### [DATA LISTING]
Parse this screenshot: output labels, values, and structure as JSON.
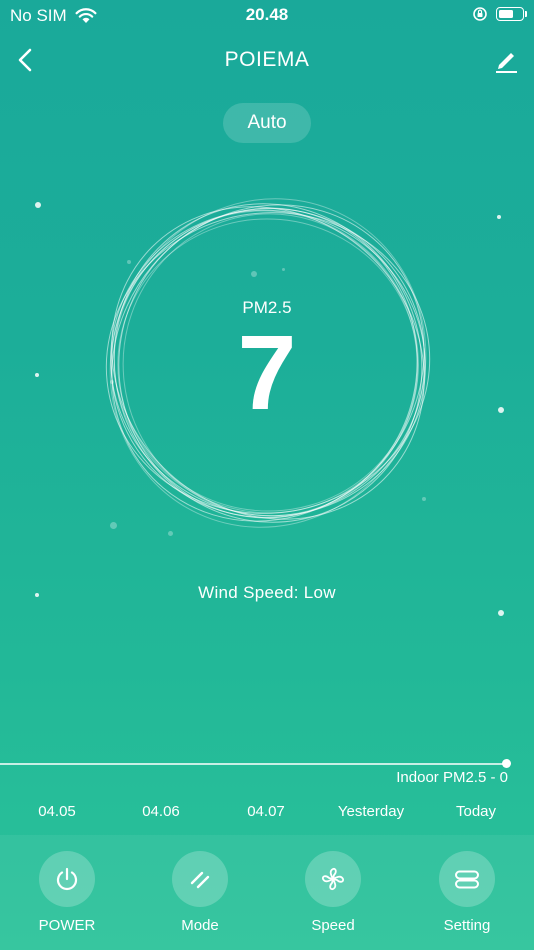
{
  "status": {
    "carrier": "No SIM",
    "time": "20.48",
    "battery_level": 0.65
  },
  "nav": {
    "title": "POIEMA"
  },
  "mode": {
    "label": "Auto"
  },
  "reading": {
    "label": "PM2.5",
    "value": "7"
  },
  "wind": {
    "text": "Wind Speed: Low"
  },
  "history": {
    "indoor_label": "Indoor PM2.5 - 0",
    "dates": [
      "04.05",
      "04.06",
      "04.07",
      "Yesterday",
      "Today"
    ]
  },
  "tabs": [
    {
      "label": "POWER",
      "icon": "power-icon"
    },
    {
      "label": "Mode",
      "icon": "mode-icon"
    },
    {
      "label": "Speed",
      "icon": "fan-icon"
    },
    {
      "label": "Setting",
      "icon": "setting-icon"
    }
  ],
  "colors": {
    "background_top": "#1aa99a",
    "background_bottom": "#2bc39a"
  }
}
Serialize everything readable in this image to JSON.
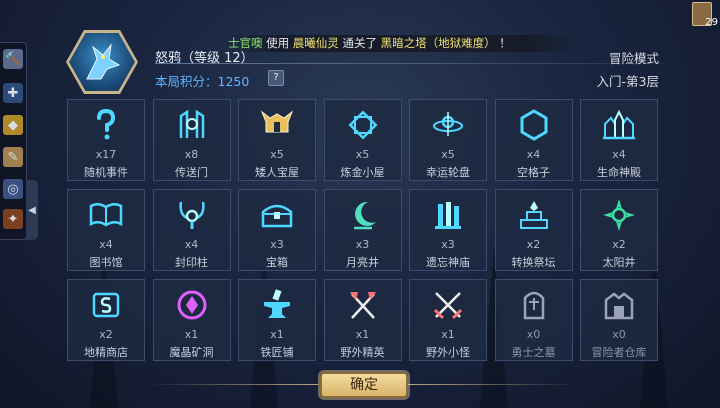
{
  "notice": {
    "player": "士官噢",
    "t1": " 使用 ",
    "hero": "晨曦仙灵",
    "t2": " 通关了 ",
    "place": "黑暗之塔（地狱难度）",
    "t3": " ！"
  },
  "player": {
    "name": "怒鸦（等级 12）",
    "score_label": "本局积分：",
    "score": "1250",
    "help": "?"
  },
  "mode": "冒险模式",
  "floor": "入门-第3层",
  "card_count": "29",
  "tiles": [
    {
      "count": "x17",
      "label": "随机事件",
      "icon": "question-icon"
    },
    {
      "count": "x8",
      "label": "传送门",
      "icon": "portal-icon"
    },
    {
      "count": "x5",
      "label": "矮人宝屋",
      "icon": "dwarf-helmet-icon"
    },
    {
      "count": "x5",
      "label": "炼金小屋",
      "icon": "alchemy-icon"
    },
    {
      "count": "x5",
      "label": "幸运轮盘",
      "icon": "roulette-icon"
    },
    {
      "count": "x4",
      "label": "空格子",
      "icon": "empty-hex-icon"
    },
    {
      "count": "x4",
      "label": "生命神殿",
      "icon": "temple-icon"
    },
    {
      "count": "x4",
      "label": "图书馆",
      "icon": "book-icon"
    },
    {
      "count": "x4",
      "label": "封印柱",
      "icon": "seal-pillar-icon"
    },
    {
      "count": "x3",
      "label": "宝箱",
      "icon": "chest-icon"
    },
    {
      "count": "x3",
      "label": "月亮井",
      "icon": "moon-icon"
    },
    {
      "count": "x3",
      "label": "遗忘神庙",
      "icon": "ruins-icon"
    },
    {
      "count": "x2",
      "label": "转换祭坛",
      "icon": "altar-icon"
    },
    {
      "count": "x2",
      "label": "太阳井",
      "icon": "sun-icon"
    },
    {
      "count": "x2",
      "label": "地精商店",
      "icon": "shop-icon"
    },
    {
      "count": "x1",
      "label": "魔晶矿洞",
      "icon": "crystal-icon"
    },
    {
      "count": "x1",
      "label": "铁匠铺",
      "icon": "anvil-icon"
    },
    {
      "count": "x1",
      "label": "野外精英",
      "icon": "elite-axes-icon"
    },
    {
      "count": "x1",
      "label": "野外小怪",
      "icon": "swords-icon"
    },
    {
      "count": "x0",
      "label": "勇士之墓",
      "icon": "tomb-icon"
    },
    {
      "count": "x0",
      "label": "冒险者仓库",
      "icon": "warehouse-icon"
    }
  ],
  "confirm_label": "确定",
  "colors": {
    "accent": "#4fd8ff",
    "elite": "#ff7070",
    "crystal": "#e060ff",
    "gold": "#e8c060"
  }
}
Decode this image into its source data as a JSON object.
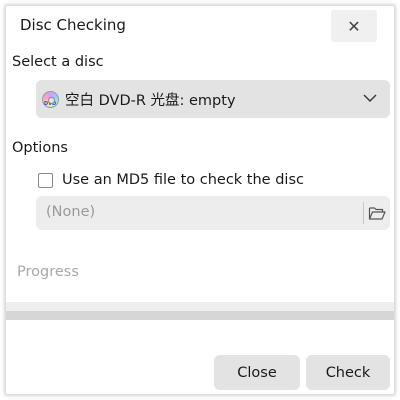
{
  "window": {
    "title": "Disc Checking",
    "close_glyph": "✕"
  },
  "select_disc": {
    "label": "Select a disc",
    "selected": "空白 DVD-R 光盘: empty",
    "icon": "dvd-disc-icon",
    "icon_text": "DVD"
  },
  "options": {
    "label": "Options",
    "md5_checkbox": {
      "label": "Use an MD5 file to check the disc",
      "checked": false
    },
    "file_field": {
      "value": "(None)",
      "icon": "folder-open-icon"
    }
  },
  "progress": {
    "label": "Progress",
    "fraction": 0
  },
  "buttons": {
    "close": "Close",
    "check": "Check"
  }
}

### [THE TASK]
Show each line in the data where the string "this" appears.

### [RESULT]
Parse this screenshot: output labels, values, and structure as JSON.
Serialize everything readable in this image to JSON.
Decode this image into its source data as a JSON object.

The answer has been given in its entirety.